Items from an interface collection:
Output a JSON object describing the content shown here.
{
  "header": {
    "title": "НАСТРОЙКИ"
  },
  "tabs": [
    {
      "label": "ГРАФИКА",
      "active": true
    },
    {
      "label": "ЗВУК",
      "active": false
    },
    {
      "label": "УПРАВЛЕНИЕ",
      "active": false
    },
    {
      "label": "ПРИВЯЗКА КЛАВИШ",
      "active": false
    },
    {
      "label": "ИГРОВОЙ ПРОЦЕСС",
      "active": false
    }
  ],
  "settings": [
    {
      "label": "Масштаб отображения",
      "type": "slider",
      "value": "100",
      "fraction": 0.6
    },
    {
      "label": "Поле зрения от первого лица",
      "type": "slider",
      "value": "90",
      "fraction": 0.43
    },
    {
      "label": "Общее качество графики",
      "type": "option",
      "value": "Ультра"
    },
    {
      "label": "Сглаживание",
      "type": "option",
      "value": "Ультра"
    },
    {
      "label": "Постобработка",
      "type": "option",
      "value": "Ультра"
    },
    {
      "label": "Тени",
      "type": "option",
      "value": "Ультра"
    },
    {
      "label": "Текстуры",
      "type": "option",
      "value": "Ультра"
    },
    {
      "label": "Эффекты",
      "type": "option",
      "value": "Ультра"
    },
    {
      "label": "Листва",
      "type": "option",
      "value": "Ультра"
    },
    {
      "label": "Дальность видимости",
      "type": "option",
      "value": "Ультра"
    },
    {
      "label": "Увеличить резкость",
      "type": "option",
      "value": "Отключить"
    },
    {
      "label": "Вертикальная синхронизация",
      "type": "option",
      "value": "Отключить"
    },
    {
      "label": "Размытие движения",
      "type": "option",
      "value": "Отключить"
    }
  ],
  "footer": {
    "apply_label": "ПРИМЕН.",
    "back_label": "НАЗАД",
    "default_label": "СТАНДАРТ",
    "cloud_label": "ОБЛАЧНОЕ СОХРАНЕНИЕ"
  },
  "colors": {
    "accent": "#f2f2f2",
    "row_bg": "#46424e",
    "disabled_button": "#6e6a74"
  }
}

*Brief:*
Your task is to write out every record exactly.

*Result of this task:*
Output a JSON object describing the content shown here.
{
  "header": {
    "title": "НАСТРОЙКИ"
  },
  "tabs": [
    {
      "label": "ГРАФИКА",
      "active": true
    },
    {
      "label": "ЗВУК",
      "active": false
    },
    {
      "label": "УПРАВЛЕНИЕ",
      "active": false
    },
    {
      "label": "ПРИВЯЗКА КЛАВИШ",
      "active": false
    },
    {
      "label": "ИГРОВОЙ ПРОЦЕСС",
      "active": false
    }
  ],
  "settings": [
    {
      "label": "Масштаб отображения",
      "type": "slider",
      "value": "100",
      "fraction": 0.6
    },
    {
      "label": "Поле зрения от первого лица",
      "type": "slider",
      "value": "90",
      "fraction": 0.43
    },
    {
      "label": "Общее качество графики",
      "type": "option",
      "value": "Ультра"
    },
    {
      "label": "Сглаживание",
      "type": "option",
      "value": "Ультра"
    },
    {
      "label": "Постобработка",
      "type": "option",
      "value": "Ультра"
    },
    {
      "label": "Тени",
      "type": "option",
      "value": "Ультра"
    },
    {
      "label": "Текстуры",
      "type": "option",
      "value": "Ультра"
    },
    {
      "label": "Эффекты",
      "type": "option",
      "value": "Ультра"
    },
    {
      "label": "Листва",
      "type": "option",
      "value": "Ультра"
    },
    {
      "label": "Дальность видимости",
      "type": "option",
      "value": "Ультра"
    },
    {
      "label": "Увеличить резкость",
      "type": "option",
      "value": "Отключить"
    },
    {
      "label": "Вертикальная синхронизация",
      "type": "option",
      "value": "Отключить"
    },
    {
      "label": "Размытие движения",
      "type": "option",
      "value": "Отключить"
    }
  ],
  "footer": {
    "apply_label": "ПРИМЕН.",
    "back_label": "НАЗАД",
    "default_label": "СТАНДАРТ",
    "cloud_label": "ОБЛАЧНОЕ СОХРАНЕНИЕ"
  },
  "colors": {
    "accent": "#f2f2f2",
    "row_bg": "#46424e",
    "disabled_button": "#6e6a74"
  }
}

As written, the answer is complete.